> [WHAT YOU NEED TO DO]
Lines containing "image": state how many there are in these entries, and write only that number.
....................
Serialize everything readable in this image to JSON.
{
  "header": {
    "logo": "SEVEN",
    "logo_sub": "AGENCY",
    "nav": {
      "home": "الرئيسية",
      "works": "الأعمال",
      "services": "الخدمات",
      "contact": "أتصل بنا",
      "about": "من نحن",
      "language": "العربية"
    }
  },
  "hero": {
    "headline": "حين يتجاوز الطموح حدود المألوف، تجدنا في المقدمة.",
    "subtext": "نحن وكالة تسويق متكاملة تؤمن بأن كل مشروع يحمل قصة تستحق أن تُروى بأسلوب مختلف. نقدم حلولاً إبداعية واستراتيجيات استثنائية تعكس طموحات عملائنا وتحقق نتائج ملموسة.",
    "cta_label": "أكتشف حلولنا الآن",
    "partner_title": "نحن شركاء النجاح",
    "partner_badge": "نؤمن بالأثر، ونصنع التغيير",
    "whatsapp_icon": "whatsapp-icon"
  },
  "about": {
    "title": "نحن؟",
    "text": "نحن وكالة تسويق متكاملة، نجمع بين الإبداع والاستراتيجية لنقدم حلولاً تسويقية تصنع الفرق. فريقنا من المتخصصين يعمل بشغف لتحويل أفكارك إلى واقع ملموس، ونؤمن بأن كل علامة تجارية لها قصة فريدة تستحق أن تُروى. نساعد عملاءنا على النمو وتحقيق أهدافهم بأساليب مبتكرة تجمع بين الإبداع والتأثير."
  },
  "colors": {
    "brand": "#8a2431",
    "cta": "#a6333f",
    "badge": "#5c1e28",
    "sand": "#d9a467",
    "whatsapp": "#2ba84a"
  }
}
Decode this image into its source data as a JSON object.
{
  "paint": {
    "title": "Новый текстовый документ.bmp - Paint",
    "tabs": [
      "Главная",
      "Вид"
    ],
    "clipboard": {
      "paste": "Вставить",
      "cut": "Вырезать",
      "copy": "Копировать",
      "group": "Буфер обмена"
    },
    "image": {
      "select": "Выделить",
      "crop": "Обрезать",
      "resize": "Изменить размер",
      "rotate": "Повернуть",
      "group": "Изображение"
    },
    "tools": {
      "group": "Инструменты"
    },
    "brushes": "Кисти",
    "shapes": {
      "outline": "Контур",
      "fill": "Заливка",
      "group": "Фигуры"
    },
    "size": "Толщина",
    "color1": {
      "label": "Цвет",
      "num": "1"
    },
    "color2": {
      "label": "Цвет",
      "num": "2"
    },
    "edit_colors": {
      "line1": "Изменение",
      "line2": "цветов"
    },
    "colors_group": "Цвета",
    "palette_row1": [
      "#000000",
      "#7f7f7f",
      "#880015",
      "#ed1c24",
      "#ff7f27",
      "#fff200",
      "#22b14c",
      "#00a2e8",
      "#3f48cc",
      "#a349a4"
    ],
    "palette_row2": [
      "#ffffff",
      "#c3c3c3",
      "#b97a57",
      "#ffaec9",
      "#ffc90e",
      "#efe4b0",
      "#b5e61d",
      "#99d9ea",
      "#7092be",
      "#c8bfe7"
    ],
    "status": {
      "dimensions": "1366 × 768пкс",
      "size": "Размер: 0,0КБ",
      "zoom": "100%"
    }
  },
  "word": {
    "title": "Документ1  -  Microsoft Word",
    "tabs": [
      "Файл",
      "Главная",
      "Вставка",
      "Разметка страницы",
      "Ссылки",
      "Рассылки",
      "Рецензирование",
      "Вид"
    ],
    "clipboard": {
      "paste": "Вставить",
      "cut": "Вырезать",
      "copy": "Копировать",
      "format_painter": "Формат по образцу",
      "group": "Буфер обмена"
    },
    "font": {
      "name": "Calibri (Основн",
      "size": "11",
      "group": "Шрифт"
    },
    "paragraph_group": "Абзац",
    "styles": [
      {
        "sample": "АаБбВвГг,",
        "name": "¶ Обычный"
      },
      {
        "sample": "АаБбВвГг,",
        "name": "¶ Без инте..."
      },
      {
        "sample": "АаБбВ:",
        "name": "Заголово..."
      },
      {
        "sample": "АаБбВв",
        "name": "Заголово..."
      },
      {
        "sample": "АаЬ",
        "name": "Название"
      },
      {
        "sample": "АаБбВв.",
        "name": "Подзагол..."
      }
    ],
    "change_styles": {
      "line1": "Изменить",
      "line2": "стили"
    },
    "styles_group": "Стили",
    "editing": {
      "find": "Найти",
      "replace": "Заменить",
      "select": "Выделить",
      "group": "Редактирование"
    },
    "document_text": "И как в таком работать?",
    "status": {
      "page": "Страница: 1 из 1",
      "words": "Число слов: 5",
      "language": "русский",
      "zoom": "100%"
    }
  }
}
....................
> [SOLUTION]
3